▶ **TASK ITEM**
Drop the pictures from the entries below, then reproduce the rest exactly.

──────── GIVEN INFORMATION ────────

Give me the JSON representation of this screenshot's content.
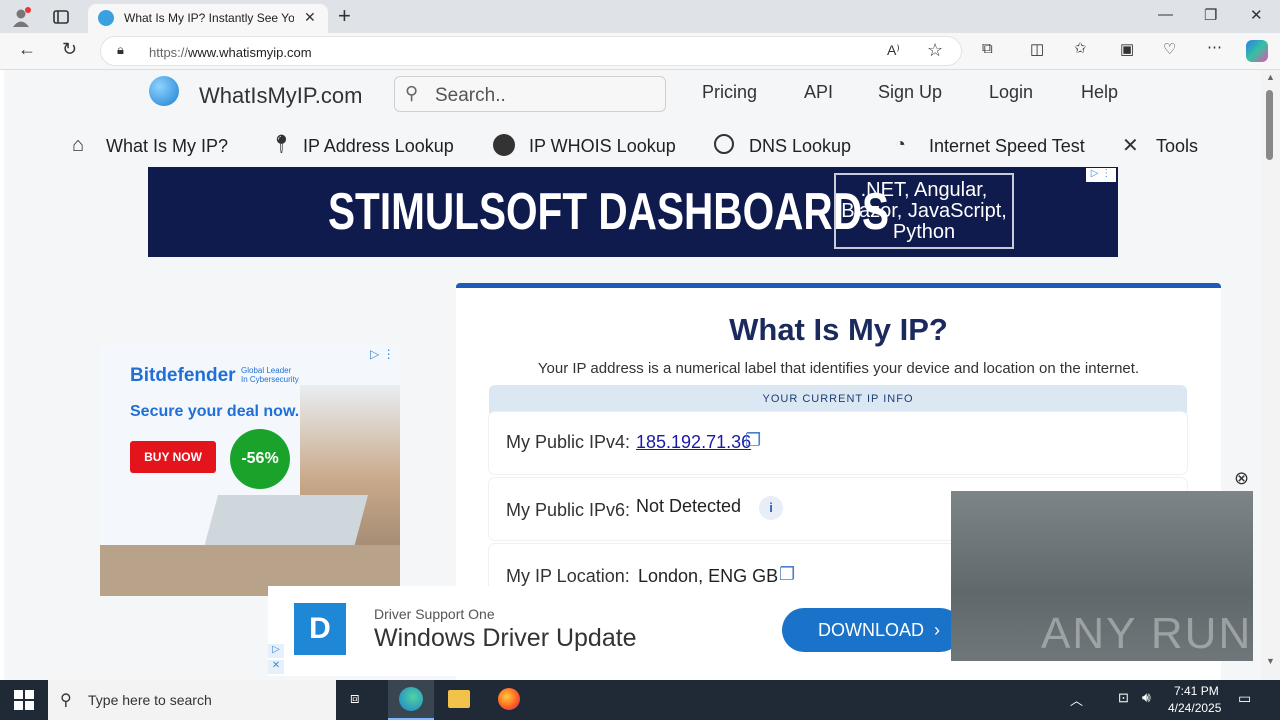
{
  "browser": {
    "tab_title": "What Is My IP? Instantly See Your",
    "new_tab_symbol": "+",
    "url_prefix": "https://",
    "url_host": "www.whatismyip.com",
    "read_aloud_label": "A⁾",
    "icons": [
      "profile-icon",
      "tab-actions-icon",
      "back-icon",
      "refresh-icon",
      "lock-icon",
      "favorite-icon",
      "extensions-icon",
      "split-screen-icon",
      "favorites-icon",
      "collections-icon",
      "browser-essentials-icon",
      "more-icon",
      "copilot-icon",
      "minimize-icon",
      "maximize-icon",
      "close-icon"
    ]
  },
  "site": {
    "logo_text": "WhatIsMyIP.com",
    "search_placeholder": "Search..",
    "top_links": [
      "Pricing",
      "API",
      "Sign Up",
      "Login",
      "Help"
    ],
    "nav": [
      "What Is My IP?",
      "IP Address Lookup",
      "IP WHOIS Lookup",
      "DNS Lookup",
      "Internet Speed Test",
      "Tools"
    ]
  },
  "banner_ad": {
    "title": "STIMULSOFT DASHBOARDS",
    "box_lines": [
      ".NET, Angular,",
      "Blazor, JavaScript,",
      "Python"
    ]
  },
  "side_ad": {
    "brand": "Bitdefender",
    "brand_tag_1": "Global Leader",
    "brand_tag_2": "In Cybersecurity",
    "headline": "Secure your deal now.",
    "cta": "BUY NOW",
    "discount": "-56%"
  },
  "main": {
    "title": "What Is My IP?",
    "subtitle": "Your IP address is a numerical label that identifies your device and location on the internet.",
    "info_header": "YOUR CURRENT IP INFO",
    "rows": [
      {
        "label": "My Public IPv4:",
        "value": "185.192.71.36"
      },
      {
        "label": "My Public IPv6:",
        "value": "Not Detected"
      },
      {
        "label": "My IP Location:",
        "value": "London, ENG GB"
      }
    ]
  },
  "bottom_ad": {
    "brand": "Driver Support One",
    "headline": "Windows Driver Update",
    "cta": "DOWNLOAD"
  },
  "video": {
    "watermark": "ANY RUN",
    "close_symbol": "⊗"
  },
  "taskbar": {
    "search_placeholder": "Type here to search",
    "time": "7:41 PM",
    "date": "4/24/2025"
  },
  "colors": {
    "accent": "#1c5cb8",
    "banner_bg": "#0f1a4d",
    "download_btn": "#1a73c9",
    "buy_now": "#e3141c",
    "discount": "#1aa32a"
  }
}
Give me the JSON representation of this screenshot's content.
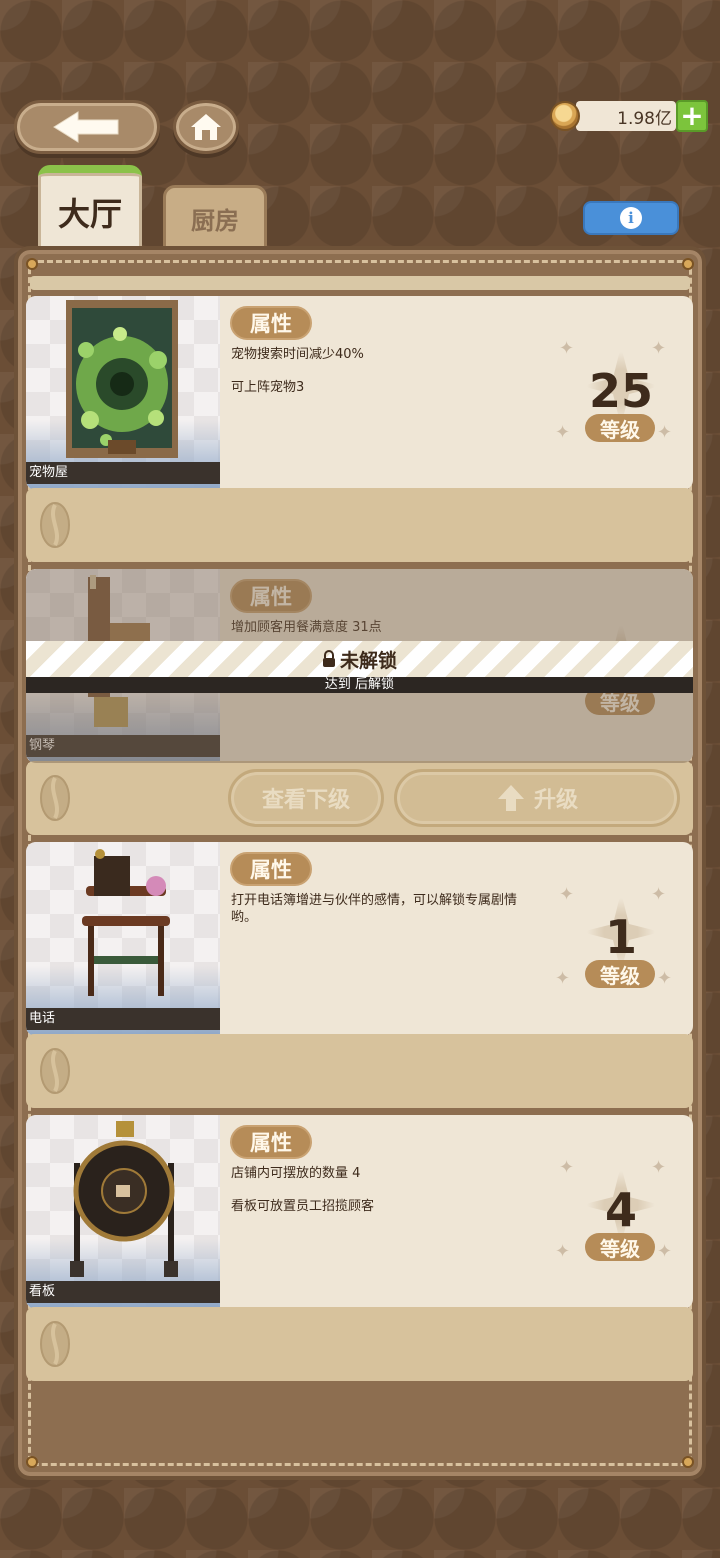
{
  "header": {
    "currency_value": "1.98亿",
    "add_symbol": "+"
  },
  "tabs": [
    {
      "label": "大厅",
      "active": true
    },
    {
      "label": "厨房",
      "active": false
    }
  ],
  "info_symbol": "i",
  "items": [
    {
      "name": "宠物屋",
      "attr_label": "属性",
      "desc": [
        "宠物搜索时间减少40%",
        "可上阵宠物3"
      ],
      "level": "25",
      "level_label": "等级",
      "locked": false
    },
    {
      "name": "钢琴",
      "attr_label": "属性",
      "desc": [
        "增加顾客用餐满意度 31点"
      ],
      "level": "",
      "level_label": "等级",
      "locked": true,
      "lock_title": "未解锁",
      "lock_hint": "达到 后解锁",
      "btn_view_next": "查看下级",
      "btn_upgrade": "升级"
    },
    {
      "name": "电话",
      "attr_label": "属性",
      "desc": [
        "打开电话簿增进与伙伴的感情，可以解锁专属剧情哟。"
      ],
      "level": "1",
      "level_label": "等级",
      "locked": false
    },
    {
      "name": "看板",
      "attr_label": "属性",
      "desc": [
        "店铺内可摆放的数量 4",
        "看板可放置员工招揽顾客"
      ],
      "level": "4",
      "level_label": "等级",
      "locked": false
    }
  ],
  "colors": {
    "background": "#6b4e36",
    "card": "#efe6d6",
    "badge": "#b68c58",
    "tab_active_accent": "#8bc24a",
    "info_button": "#4a90d9",
    "plus_button": "#7cc43c"
  },
  "icons": [
    "back-arrow-icon",
    "home-icon",
    "coin-icon",
    "plus-icon",
    "info-icon",
    "lock-icon",
    "coffee-bean-icon",
    "upgrade-arrow-icon",
    "sparkle-icon"
  ]
}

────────

▶ **TASK SOLUTION**
Give me the JSON representation of this screenshot's content.
{
  "browser": {
    "tab_title": "What Is My IP? Instantly See Your",
    "new_tab_symbol": "+",
    "url_prefix": "https://",
    "url_host": "www.whatismyip.com",
    "read_aloud_label": "A⁾",
    "icons": [
      "profile-icon",
      "tab-actions-icon",
      "back-icon",
      "refresh-icon",
      "lock-icon",
      "favorite-icon",
      "extensions-icon",
      "split-screen-icon",
      "favorites-icon",
      "collections-icon",
      "browser-essentials-icon",
      "more-icon",
      "copilot-icon",
      "minimize-icon",
      "maximize-icon",
      "close-icon"
    ]
  },
  "site": {
    "logo_text": "WhatIsMyIP.com",
    "search_placeholder": "Search..",
    "top_links": [
      "Pricing",
      "API",
      "Sign Up",
      "Login",
      "Help"
    ],
    "nav": [
      "What Is My IP?",
      "IP Address Lookup",
      "IP WHOIS Lookup",
      "DNS Lookup",
      "Internet Speed Test",
      "Tools"
    ]
  },
  "banner_ad": {
    "title": "STIMULSOFT DASHBOARDS",
    "box_lines": [
      ".NET, Angular,",
      "Blazor, JavaScript,",
      "Python"
    ]
  },
  "side_ad": {
    "brand": "Bitdefender",
    "brand_tag_1": "Global Leader",
    "brand_tag_2": "In Cybersecurity",
    "headline": "Secure your deal now.",
    "cta": "BUY NOW",
    "discount": "-56%"
  },
  "main": {
    "title": "What Is My IP?",
    "subtitle": "Your IP address is a numerical label that identifies your device and location on the internet.",
    "info_header": "YOUR CURRENT IP INFO",
    "rows": [
      {
        "label": "My Public IPv4:",
        "value": "185.192.71.36"
      },
      {
        "label": "My Public IPv6:",
        "value": "Not Detected"
      },
      {
        "label": "My IP Location:",
        "value": "London, ENG GB"
      }
    ]
  },
  "bottom_ad": {
    "brand": "Driver Support One",
    "headline": "Windows Driver Update",
    "cta": "DOWNLOAD"
  },
  "video": {
    "watermark": "ANY RUN",
    "close_symbol": "⊗"
  },
  "taskbar": {
    "search_placeholder": "Type here to search",
    "time": "7:41 PM",
    "date": "4/24/2025"
  },
  "colors": {
    "accent": "#1c5cb8",
    "banner_bg": "#0f1a4d",
    "download_btn": "#1a73c9",
    "buy_now": "#e3141c",
    "discount": "#1aa32a"
  }
}
Give me the JSON representation of this screenshot's content.
{
  "header": {
    "currency_value": "1.98亿",
    "add_symbol": "+"
  },
  "tabs": [
    {
      "label": "大厅",
      "active": true
    },
    {
      "label": "厨房",
      "active": false
    }
  ],
  "info_symbol": "i",
  "items": [
    {
      "name": "宠物屋",
      "attr_label": "属性",
      "desc": [
        "宠物搜索时间减少40%",
        "可上阵宠物3"
      ],
      "level": "25",
      "level_label": "等级",
      "locked": false
    },
    {
      "name": "钢琴",
      "attr_label": "属性",
      "desc": [
        "增加顾客用餐满意度 31点"
      ],
      "level": "",
      "level_label": "等级",
      "locked": true,
      "lock_title": "未解锁",
      "lock_hint": "达到 后解锁",
      "btn_view_next": "查看下级",
      "btn_upgrade": "升级"
    },
    {
      "name": "电话",
      "attr_label": "属性",
      "desc": [
        "打开电话簿增进与伙伴的感情，可以解锁专属剧情哟。"
      ],
      "level": "1",
      "level_label": "等级",
      "locked": false
    },
    {
      "name": "看板",
      "attr_label": "属性",
      "desc": [
        "店铺内可摆放的数量 4",
        "看板可放置员工招揽顾客"
      ],
      "level": "4",
      "level_label": "等级",
      "locked": false
    }
  ],
  "colors": {
    "background": "#6b4e36",
    "card": "#efe6d6",
    "badge": "#b68c58",
    "tab_active_accent": "#8bc24a",
    "info_button": "#4a90d9",
    "plus_button": "#7cc43c"
  },
  "icons": [
    "back-arrow-icon",
    "home-icon",
    "coin-icon",
    "plus-icon",
    "info-icon",
    "lock-icon",
    "coffee-bean-icon",
    "upgrade-arrow-icon",
    "sparkle-icon"
  ]
}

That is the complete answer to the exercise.